MATERIAL PROVIDED
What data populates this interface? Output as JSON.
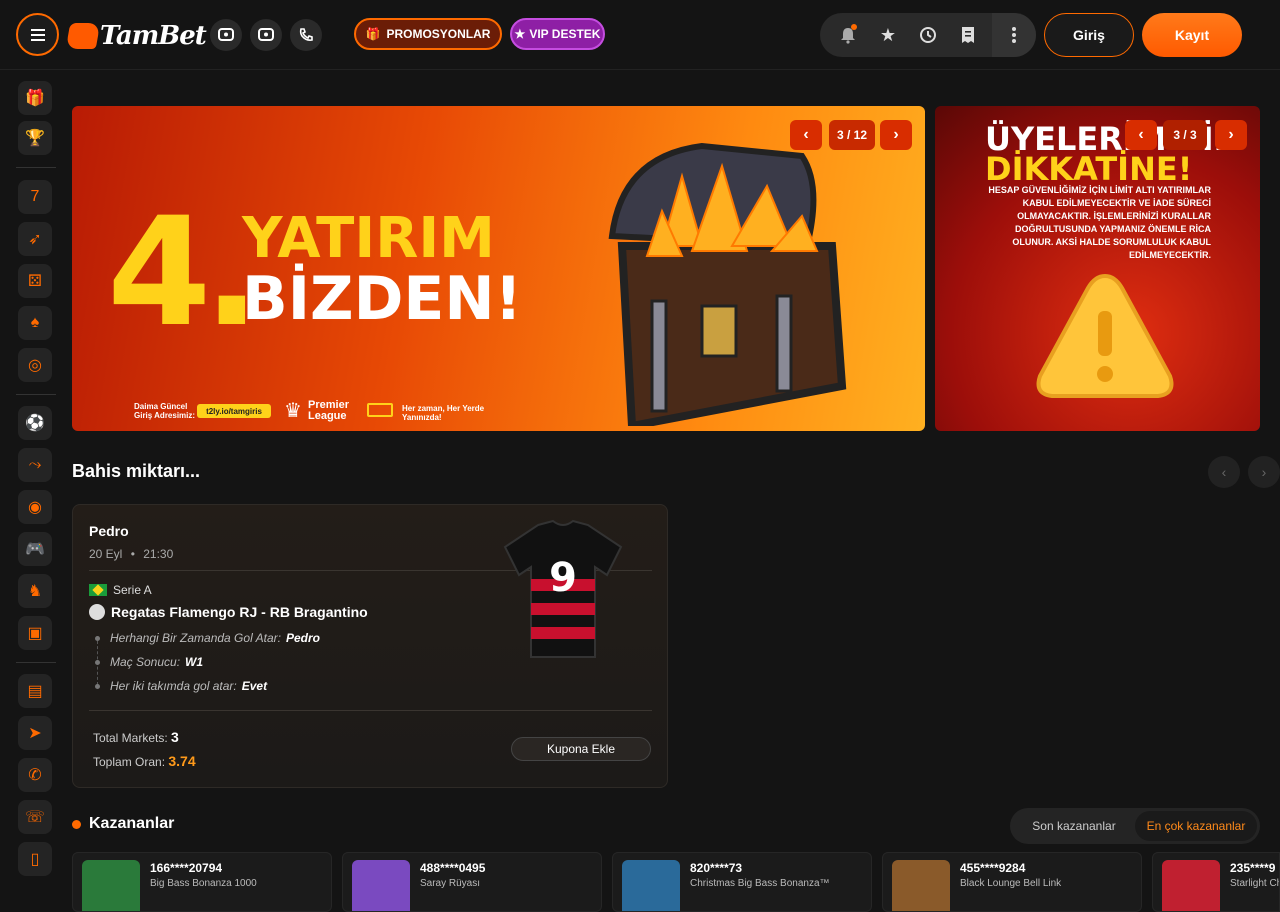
{
  "header": {
    "logo_text": "TamBet",
    "promo_label": "PROMOSYONLAR",
    "vip_label": "VIP DESTEK",
    "login_label": "Giriş",
    "register_label": "Kayıt",
    "icons": [
      "menu-icon",
      "chat-icon",
      "chat-bubble-icon",
      "phone-icon",
      "bell-icon",
      "star-icon",
      "history-icon",
      "receipt-icon",
      "more-icon"
    ]
  },
  "banner_main": {
    "line1": "4.",
    "line2": "YATIRIM",
    "line3": "BİZDEN!",
    "footer_addr": "Daima Güncel\nGiriş Adresimiz:",
    "footer_link": "t2ly.io/tamgiris",
    "footer_league": "Premier\nLeague",
    "footer_text": "Her zaman, Her Yerde\nYanınızda!",
    "counter": "3 / 12"
  },
  "banner_side": {
    "title1": "ÜYELERİMİZİN",
    "title2": "DİKKATİNE!",
    "text": "HESAP GÜVENLİĞİMİZ İÇİN LİMİT ALTI YATIRIMLAR KABUL EDİLMEYECEKTİR VE İADE SÜRECİ OLMAYACAKTIR. İŞLEMLERİNİZİ KURALLAR DOĞRULTUSUNDA YAPMANIZ ÖNEMLE RİCA OLUNUR. AKSİ HALDE SORUMLULUK KABUL EDİLMEYECEKTİR.",
    "counter": "3 / 3"
  },
  "bet_section": {
    "title": "Bahis miktarı...",
    "player": "Pedro",
    "date": "20 Eyl",
    "time": "21:30",
    "league": "Serie A",
    "match": "Regatas Flamengo RJ - RB Bragantino",
    "jersey_number": "9",
    "markets": [
      {
        "label": "Herhangi Bir Zamanda Gol Atar:",
        "value": "Pedro"
      },
      {
        "label": "Maç Sonucu:",
        "value": "W1"
      },
      {
        "label": "Her iki takımda gol atar:",
        "value": "Evet"
      }
    ],
    "total_markets_label": "Total Markets:",
    "total_markets_value": "3",
    "total_odds_label": "Toplam Oran:",
    "total_odds_value": "3.74",
    "add_button": "Kupona Ekle"
  },
  "winners": {
    "title": "Kazananlar",
    "tabs": [
      "Son kazananlar",
      "En çok kazananlar"
    ],
    "active_tab": "En çok kazananlar",
    "items": [
      {
        "user": "166****20794",
        "game": "Big Bass Bonanza 1000",
        "color": "#2a7a3a"
      },
      {
        "user": "488****0495",
        "game": "Saray Rüyası",
        "color": "#7a4ac0"
      },
      {
        "user": "820****73",
        "game": "Christmas Big Bass Bonanza™",
        "color": "#2a6a9a"
      },
      {
        "user": "455****9284",
        "game": "Black Lounge Bell Link",
        "color": "#8a5a2a"
      },
      {
        "user": "235****9",
        "game": "Starlight Ch",
        "color": "#c02030"
      }
    ]
  },
  "colors": {
    "accent": "#ff6a00",
    "vip": "#8e1fa5",
    "background": "#141414"
  }
}
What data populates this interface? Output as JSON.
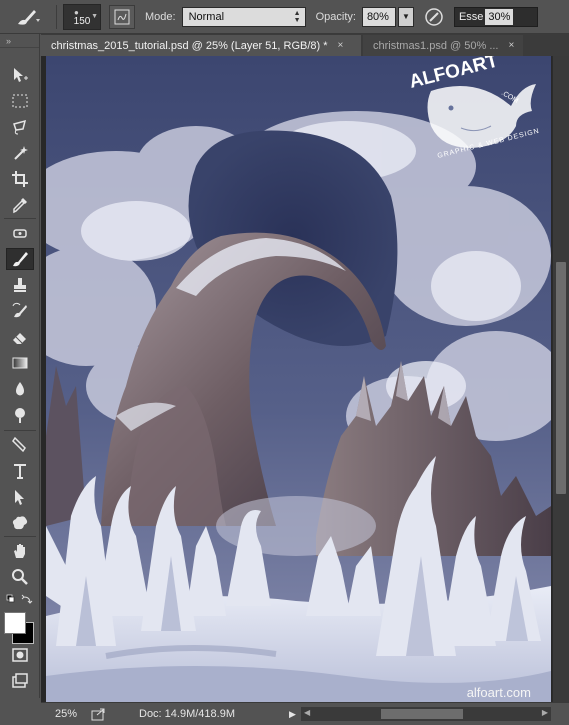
{
  "options_bar": {
    "brush_size": "150",
    "mode_label": "Mode:",
    "mode_value": "Normal",
    "opacity_label": "Opacity:",
    "opacity_value": "80%",
    "flow_label": "Esse",
    "flow_value": "30%"
  },
  "tabs": [
    {
      "label": "christmas_2015_tutorial.psd @ 25% (Layer 51, RGB/8) *",
      "close": "×"
    },
    {
      "label": "christmas1.psd @ 50% ...",
      "close": "×"
    }
  ],
  "artwork": {
    "logo_text": "ALFOART",
    "logo_tagline": "GRAPHIC & WEB DESIGN",
    "logo_small": ".COM",
    "watermark": "alfoart.com"
  },
  "status_bar": {
    "zoom": "25%",
    "doc_info": "Doc: 14.9M/418.9M",
    "arrow": "▶"
  },
  "tools": [
    "move-tool",
    "rectangular-marquee-tool",
    "lasso-tool",
    "magic-wand-tool",
    "crop-tool",
    "eyedropper-tool",
    "spot-healing-tool",
    "brush-tool",
    "clone-stamp-tool",
    "history-brush-tool",
    "eraser-tool",
    "gradient-tool",
    "blur-tool",
    "dodge-tool",
    "pen-tool",
    "type-tool",
    "path-selection-tool",
    "custom-shape-tool",
    "hand-tool",
    "zoom-tool"
  ],
  "colors": {
    "foreground": "#ffffff",
    "background": "#000000",
    "ui_bg": "#535353",
    "sky": "#3d4a6e"
  }
}
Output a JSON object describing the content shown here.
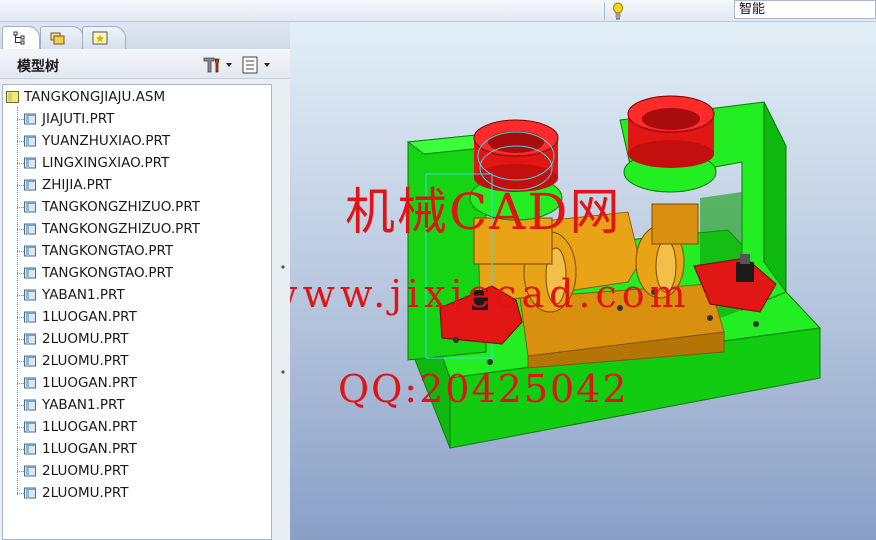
{
  "toolbar": {
    "smart_filter_value": "智能"
  },
  "panel": {
    "title": "模型树",
    "tabs": [
      {
        "name": "model-tree-tab",
        "icon": "tree-icon"
      },
      {
        "name": "folder-browser-tab",
        "icon": "folder-icon"
      },
      {
        "name": "favorites-tab",
        "icon": "star-icon"
      }
    ],
    "buttons": [
      {
        "name": "settings-button",
        "icon": "tools-icon"
      },
      {
        "name": "show-button",
        "icon": "list-icon"
      }
    ]
  },
  "tree": {
    "root": "TANGKONGJIAJU.ASM",
    "items": [
      "JIAJUTI.PRT",
      "YUANZHUXIAO.PRT",
      "LINGXINGXIAO.PRT",
      "ZHIJIA.PRT",
      "TANGKONGZHIZUO.PRT",
      "TANGKONGZHIZUO.PRT",
      "TANGKONGTAO.PRT",
      "TANGKONGTAO.PRT",
      "YABAN1.PRT",
      "1LUOGAN.PRT",
      "2LUOMU.PRT",
      "2LUOMU.PRT",
      "1LUOGAN.PRT",
      "YABAN1.PRT",
      "1LUOGAN.PRT",
      "1LUOGAN.PRT",
      "2LUOMU.PRT",
      "2LUOMU.PRT"
    ]
  },
  "watermark": {
    "line1": "机械CAD网",
    "line2": "www.jixiecad.com",
    "line3": "QQ:20425042"
  },
  "colors": {
    "fixture_body": "#19e619",
    "support_parts": "#d9900f",
    "bushings": "#e31616",
    "watermark": "#e01414"
  }
}
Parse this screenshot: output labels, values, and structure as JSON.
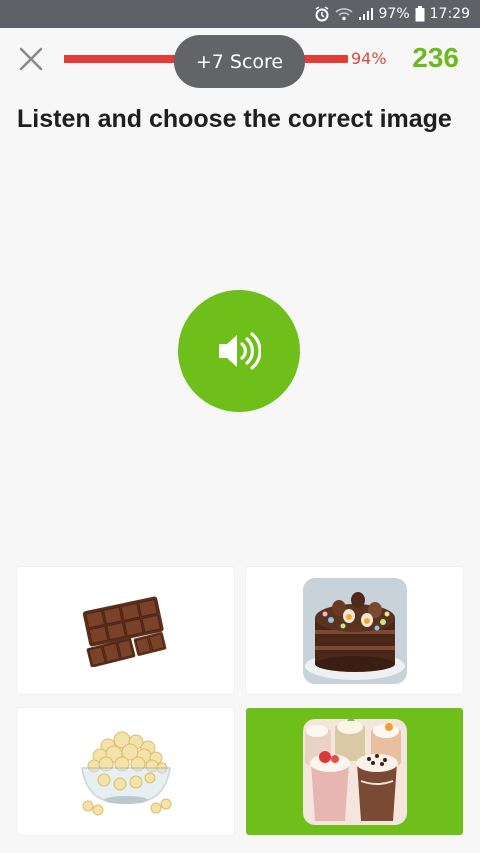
{
  "status_bar": {
    "battery": "97%",
    "time": "17:29",
    "icons": [
      "alarm-icon",
      "wifi-icon",
      "signal-icon",
      "battery-icon"
    ]
  },
  "header": {
    "close_icon": "close-icon",
    "progress_percent": 94,
    "progress_label": "94%",
    "score": "236",
    "toast": "+7 Score",
    "colors": {
      "progress": "#e53b35",
      "score": "#6fb81e"
    }
  },
  "question": {
    "prompt": "Listen and choose the correct image",
    "audio_icon": "speaker-icon",
    "accent_color": "#6fbf1b"
  },
  "options": [
    {
      "name": "chocolate-bar-image",
      "selected": false
    },
    {
      "name": "chocolate-egg-cake-image",
      "selected": false
    },
    {
      "name": "popcorn-bowl-image",
      "selected": false
    },
    {
      "name": "milkshakes-image",
      "selected": true
    }
  ]
}
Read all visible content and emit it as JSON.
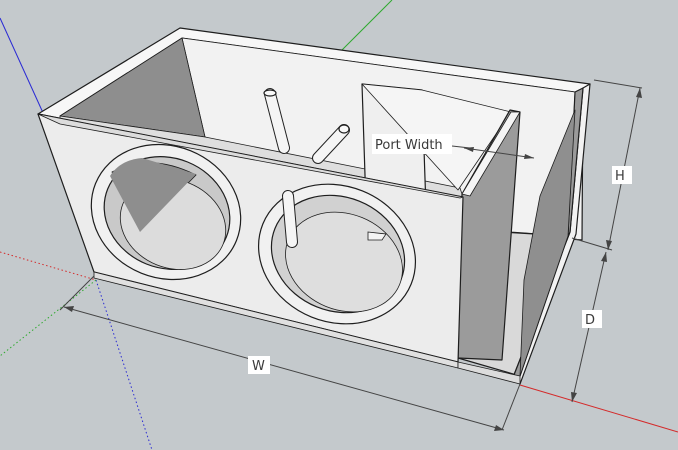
{
  "dimensions": {
    "width_label": "W",
    "height_label": "H",
    "depth_label": "D",
    "port_width_label": "Port Width"
  },
  "colors": {
    "background": "#c4c9cc",
    "panel_light": "#f4f4f4",
    "panel_front": "#ececec",
    "panel_shade": "#8e8e8e",
    "panel_dark": "#9b9b9b",
    "edge": "#1e1e1e",
    "axis_red": "#d42a2a",
    "axis_green": "#2faa2f",
    "axis_blue": "#2a2ad4"
  }
}
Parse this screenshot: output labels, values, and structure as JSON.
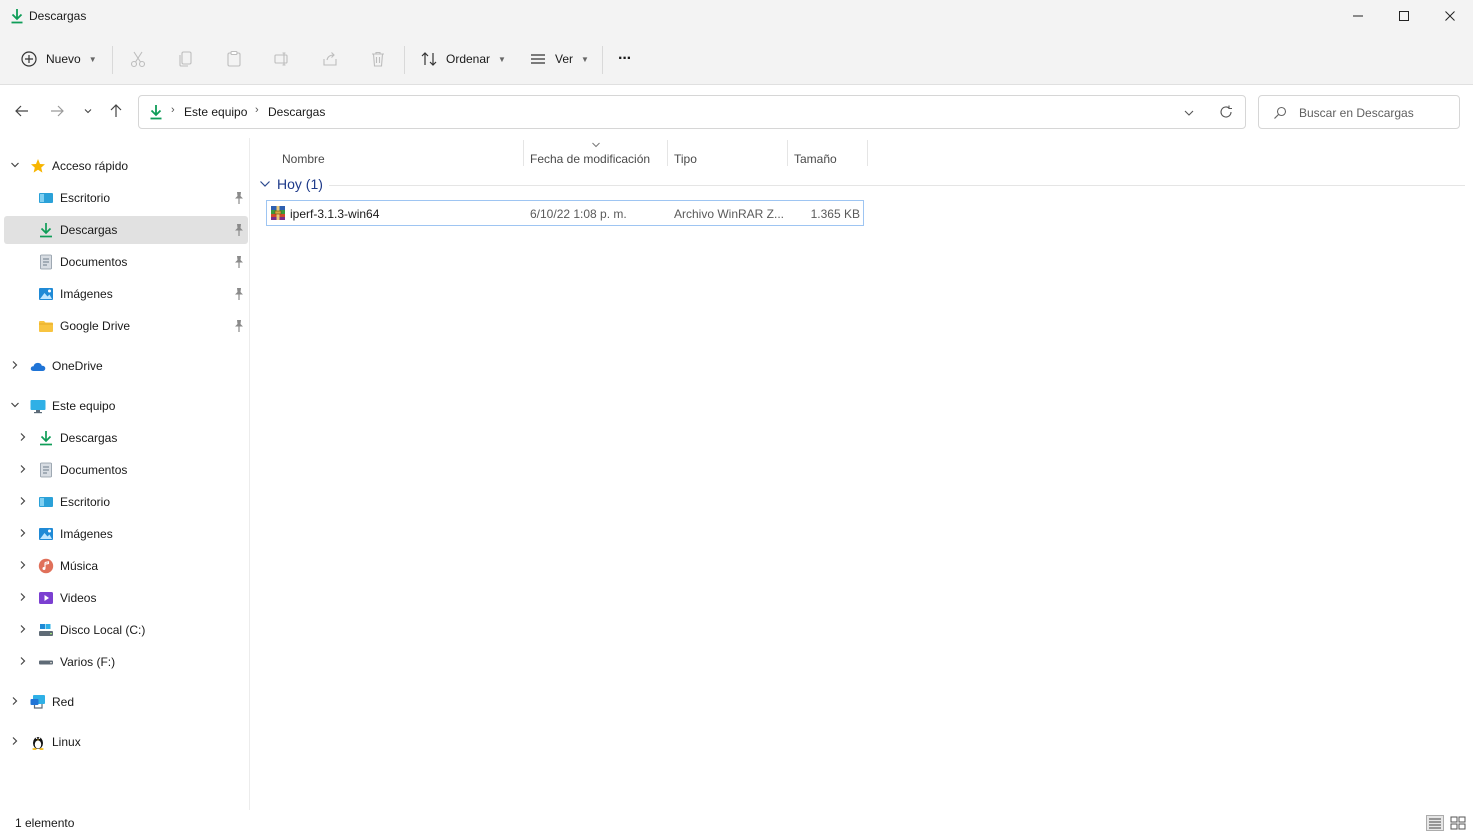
{
  "window": {
    "title": "Descargas",
    "accent": "#0f9d58"
  },
  "toolbar": {
    "new_label": "Nuevo",
    "sort_label": "Ordenar",
    "view_label": "Ver",
    "more_label": "···"
  },
  "address": {
    "crumbs": [
      "Este equipo",
      "Descargas"
    ],
    "search_placeholder": "Buscar en Descargas"
  },
  "sidebar": {
    "quick_access": {
      "label": "Acceso rápido",
      "items": [
        {
          "label": "Escritorio",
          "icon": "desktop-icon"
        },
        {
          "label": "Descargas",
          "icon": "download-icon"
        },
        {
          "label": "Documentos",
          "icon": "documents-icon"
        },
        {
          "label": "Imágenes",
          "icon": "pictures-icon"
        },
        {
          "label": "Google Drive",
          "icon": "folder-icon"
        }
      ]
    },
    "onedrive_label": "OneDrive",
    "this_pc": {
      "label": "Este equipo",
      "items": [
        {
          "label": "Descargas",
          "icon": "download-icon"
        },
        {
          "label": "Documentos",
          "icon": "documents-icon"
        },
        {
          "label": "Escritorio",
          "icon": "desktop-icon"
        },
        {
          "label": "Imágenes",
          "icon": "pictures-icon"
        },
        {
          "label": "Música",
          "icon": "music-icon"
        },
        {
          "label": "Videos",
          "icon": "videos-icon"
        },
        {
          "label": "Disco Local (C:)",
          "icon": "drive-icon"
        },
        {
          "label": "Varios (F:)",
          "icon": "removable-drive-icon"
        }
      ]
    },
    "network_label": "Red",
    "linux_label": "Linux"
  },
  "columns": {
    "name": "Nombre",
    "modified": "Fecha de modificación",
    "type": "Tipo",
    "size": "Tamaño"
  },
  "groups": [
    {
      "label": "Hoy (1)",
      "files": [
        {
          "name": "iperf-3.1.3-win64",
          "modified": "6/10/22 1:08 p. m.",
          "type": "Archivo WinRAR Z...",
          "size": "1.365 KB",
          "icon": "winrar-archive-icon"
        }
      ]
    }
  ],
  "status": {
    "count_text": "1 elemento"
  }
}
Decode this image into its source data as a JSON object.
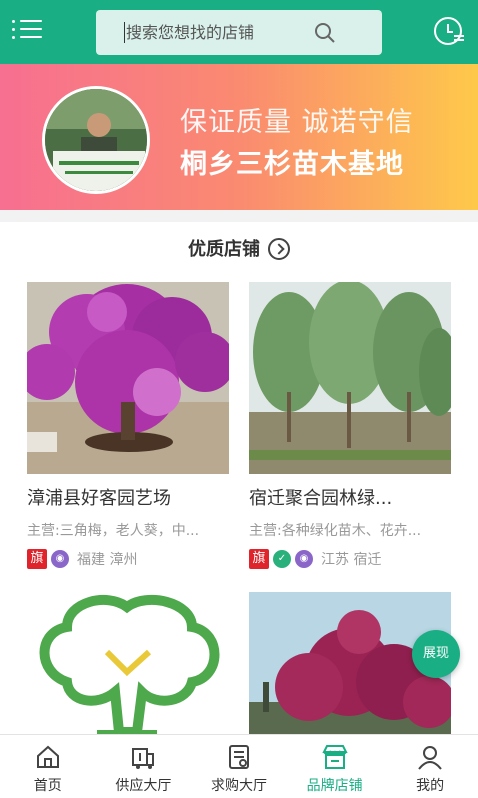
{
  "search": {
    "placeholder": "搜索您想找的店铺"
  },
  "banner": {
    "line1": "保证质量  诚诺守信",
    "line2": "桐乡三杉苗木基地"
  },
  "section": {
    "title": "优质店铺"
  },
  "shops": [
    {
      "name": "漳浦县好客园艺场",
      "main": "主营:三角梅，老人葵，中...",
      "flag": "旗",
      "location": "福建 漳州"
    },
    {
      "name": "宿迁聚合园林绿...",
      "main": "主营:各种绿化苗木、花卉...",
      "flag": "旗",
      "location": "江苏 宿迁"
    }
  ],
  "float_button": {
    "label": "展现"
  },
  "nav": [
    {
      "label": "首页",
      "icon": "home-icon"
    },
    {
      "label": "供应大厅",
      "icon": "supply-icon"
    },
    {
      "label": "求购大厅",
      "icon": "purchase-icon"
    },
    {
      "label": "品牌店铺",
      "icon": "shop-icon",
      "active": true
    },
    {
      "label": "我的",
      "icon": "user-icon"
    }
  ],
  "colors": {
    "primary": "#1aae84",
    "flag": "#e0242b",
    "badge_purple": "#8a66c9",
    "badge_green": "#2ab07a"
  }
}
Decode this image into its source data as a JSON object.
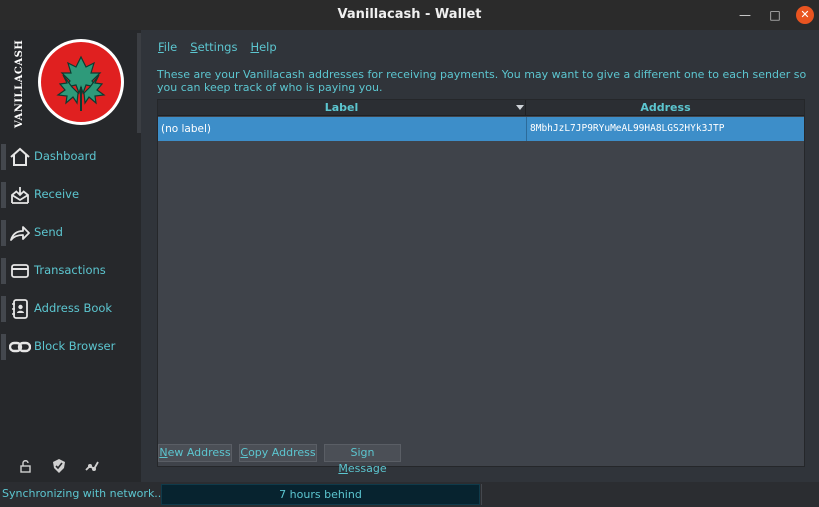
{
  "window": {
    "title": "Vanillacash - Wallet",
    "minimize_icon": "minimize-icon",
    "maximize_icon": "maximize-icon",
    "close_icon": "close-icon",
    "close_color": "#e95420"
  },
  "brand": {
    "logo_text": "VANILLACASH",
    "logo_icon": "maple-leaf-logo",
    "logo_color": "#e02020",
    "leaf_color": "#2e9a7a"
  },
  "sidebar": {
    "items": [
      {
        "label": "Dashboard",
        "icon": "home-icon"
      },
      {
        "label": "Receive",
        "icon": "inbox-icon"
      },
      {
        "label": "Send",
        "icon": "send-arrow-icon"
      },
      {
        "label": "Transactions",
        "icon": "card-icon"
      },
      {
        "label": "Address Book",
        "icon": "address-book-icon"
      },
      {
        "label": "Block Browser",
        "icon": "chain-link-icon"
      }
    ],
    "tray_icons": [
      "lock-open-icon",
      "shield-check-icon",
      "network-icon"
    ]
  },
  "menu": {
    "items": [
      {
        "label": "File",
        "mnemonic": "F",
        "rest": "ile"
      },
      {
        "label": "Settings",
        "mnemonic": "S",
        "rest": "ettings"
      },
      {
        "label": "Help",
        "mnemonic": "H",
        "rest": "elp"
      }
    ]
  },
  "main": {
    "info": "These are your Vanillacash addresses for receiving payments. You may want to give a different one to each sender so you can keep track of who is paying you.",
    "table": {
      "columns": [
        "Label",
        "Address"
      ],
      "rows": [
        {
          "label": "(no label)",
          "address": "8MbhJzL7JP9RYuMeAL99HA8LGS2HYk3JTP"
        }
      ]
    },
    "buttons": {
      "new_address": {
        "pre": "",
        "mnemonic": "N",
        "post": "ew Address"
      },
      "copy_address": {
        "pre": "",
        "mnemonic": "C",
        "post": "opy Address"
      },
      "sign_message": {
        "pre": "Sign ",
        "mnemonic": "M",
        "post": "essage"
      }
    }
  },
  "status": {
    "text": "Synchronizing with network...",
    "progress_text": "7 hours behind",
    "progress_fraction": 0.0
  },
  "colors": {
    "accent": "#5cc6d0",
    "selection": "#3d8ec9"
  }
}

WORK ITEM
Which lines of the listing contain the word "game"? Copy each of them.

TASK OUTPUT
        "game": "Big Bass Bonanza 1000",
        "game": "Saray Rüyası",
        "game": "Christmas Big Bass Bonanza™",
        "game": "Black Lounge Bell Link",
        "game": "Starlight Ch",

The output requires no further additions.